|Jun 11, 2008||AS||Assignment|
Owner name: AMES TRUE TEMPER, INC., PENNSYLVANIA
Free format text: ASSIGNMENT OF ASSIGNORS INTEREST;ASSIGNORS:HATCHER, STEPHEN D.;ARCATI, PETER A.;REEL/FRAME:021080/0075
Effective date: 20080606
|Apr 21, 2011||AS||Assignment|
Effective date: 20110318
Owner name: JPMORGAN CHASE BANK, N.A., AS ADMINISTRATIVE AGENT

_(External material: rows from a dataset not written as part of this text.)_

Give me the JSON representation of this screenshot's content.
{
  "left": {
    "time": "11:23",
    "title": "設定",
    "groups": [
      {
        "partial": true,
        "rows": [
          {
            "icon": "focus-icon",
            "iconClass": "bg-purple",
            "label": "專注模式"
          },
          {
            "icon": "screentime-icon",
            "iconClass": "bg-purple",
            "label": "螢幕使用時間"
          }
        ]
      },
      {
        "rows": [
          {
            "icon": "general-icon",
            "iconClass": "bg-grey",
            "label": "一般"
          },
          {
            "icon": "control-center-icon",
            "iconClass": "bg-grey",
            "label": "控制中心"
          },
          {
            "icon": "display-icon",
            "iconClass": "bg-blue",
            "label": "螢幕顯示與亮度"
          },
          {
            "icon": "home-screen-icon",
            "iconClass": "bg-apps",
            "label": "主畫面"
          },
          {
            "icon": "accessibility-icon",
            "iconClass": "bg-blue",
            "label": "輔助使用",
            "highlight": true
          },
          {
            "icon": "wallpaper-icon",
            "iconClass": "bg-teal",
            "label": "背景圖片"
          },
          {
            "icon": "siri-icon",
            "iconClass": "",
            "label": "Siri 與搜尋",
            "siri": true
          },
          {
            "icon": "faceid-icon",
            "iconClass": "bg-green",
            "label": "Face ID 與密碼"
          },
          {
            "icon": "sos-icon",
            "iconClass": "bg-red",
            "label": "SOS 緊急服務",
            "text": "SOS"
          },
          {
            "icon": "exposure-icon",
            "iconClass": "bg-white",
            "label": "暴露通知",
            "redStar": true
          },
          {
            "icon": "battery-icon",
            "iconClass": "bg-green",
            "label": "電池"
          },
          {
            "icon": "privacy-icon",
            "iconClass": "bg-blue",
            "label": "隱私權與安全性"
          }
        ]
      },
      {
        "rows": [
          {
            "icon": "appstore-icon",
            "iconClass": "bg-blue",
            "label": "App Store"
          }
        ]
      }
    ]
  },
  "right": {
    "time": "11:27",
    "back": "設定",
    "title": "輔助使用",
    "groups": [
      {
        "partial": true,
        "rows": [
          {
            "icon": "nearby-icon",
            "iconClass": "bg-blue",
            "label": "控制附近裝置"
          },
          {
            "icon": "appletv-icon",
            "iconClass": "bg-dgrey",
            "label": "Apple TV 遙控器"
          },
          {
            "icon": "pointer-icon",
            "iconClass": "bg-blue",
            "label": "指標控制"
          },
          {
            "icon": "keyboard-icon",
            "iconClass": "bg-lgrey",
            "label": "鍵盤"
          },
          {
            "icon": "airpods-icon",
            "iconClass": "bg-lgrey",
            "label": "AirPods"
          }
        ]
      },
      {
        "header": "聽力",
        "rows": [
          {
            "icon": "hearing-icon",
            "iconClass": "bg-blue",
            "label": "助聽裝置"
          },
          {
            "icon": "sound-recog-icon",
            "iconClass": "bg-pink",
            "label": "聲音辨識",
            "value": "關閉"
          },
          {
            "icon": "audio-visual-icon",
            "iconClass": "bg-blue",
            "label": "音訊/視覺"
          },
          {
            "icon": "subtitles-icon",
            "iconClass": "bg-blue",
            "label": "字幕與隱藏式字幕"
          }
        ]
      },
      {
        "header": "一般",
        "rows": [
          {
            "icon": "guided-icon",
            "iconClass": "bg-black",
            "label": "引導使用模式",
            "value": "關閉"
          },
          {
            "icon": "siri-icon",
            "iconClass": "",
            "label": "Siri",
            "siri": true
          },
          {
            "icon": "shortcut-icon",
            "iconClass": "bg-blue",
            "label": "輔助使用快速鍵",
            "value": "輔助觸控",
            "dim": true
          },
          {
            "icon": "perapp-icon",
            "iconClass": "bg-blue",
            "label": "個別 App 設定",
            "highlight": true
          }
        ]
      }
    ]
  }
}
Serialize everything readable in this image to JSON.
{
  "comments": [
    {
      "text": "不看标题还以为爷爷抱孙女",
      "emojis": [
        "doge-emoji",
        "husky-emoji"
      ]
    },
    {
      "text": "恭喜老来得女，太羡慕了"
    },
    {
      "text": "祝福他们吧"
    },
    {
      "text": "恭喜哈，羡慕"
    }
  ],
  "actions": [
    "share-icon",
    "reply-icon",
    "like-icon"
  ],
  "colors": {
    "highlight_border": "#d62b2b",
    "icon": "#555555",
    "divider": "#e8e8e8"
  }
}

Free format text: SECURITY AGREEMENT;ASSIGNOR:AMES TRUE TEMPER, INC.;REEL/FRAME:026163/0645
|May 7, 2014||FPAY||Fee payment|
Year of fee payment: 4
|May 22, 2014||AS||Assignment|
Effective date: 20140428
Owner name: THE AMES COMPANIES, INC., PENNSYLVANIA
Free format text: CHANGE OF NAME;ASSIGNOR:AMES TRUE TEMPER, INC.;REEL/FRAME:032982/0963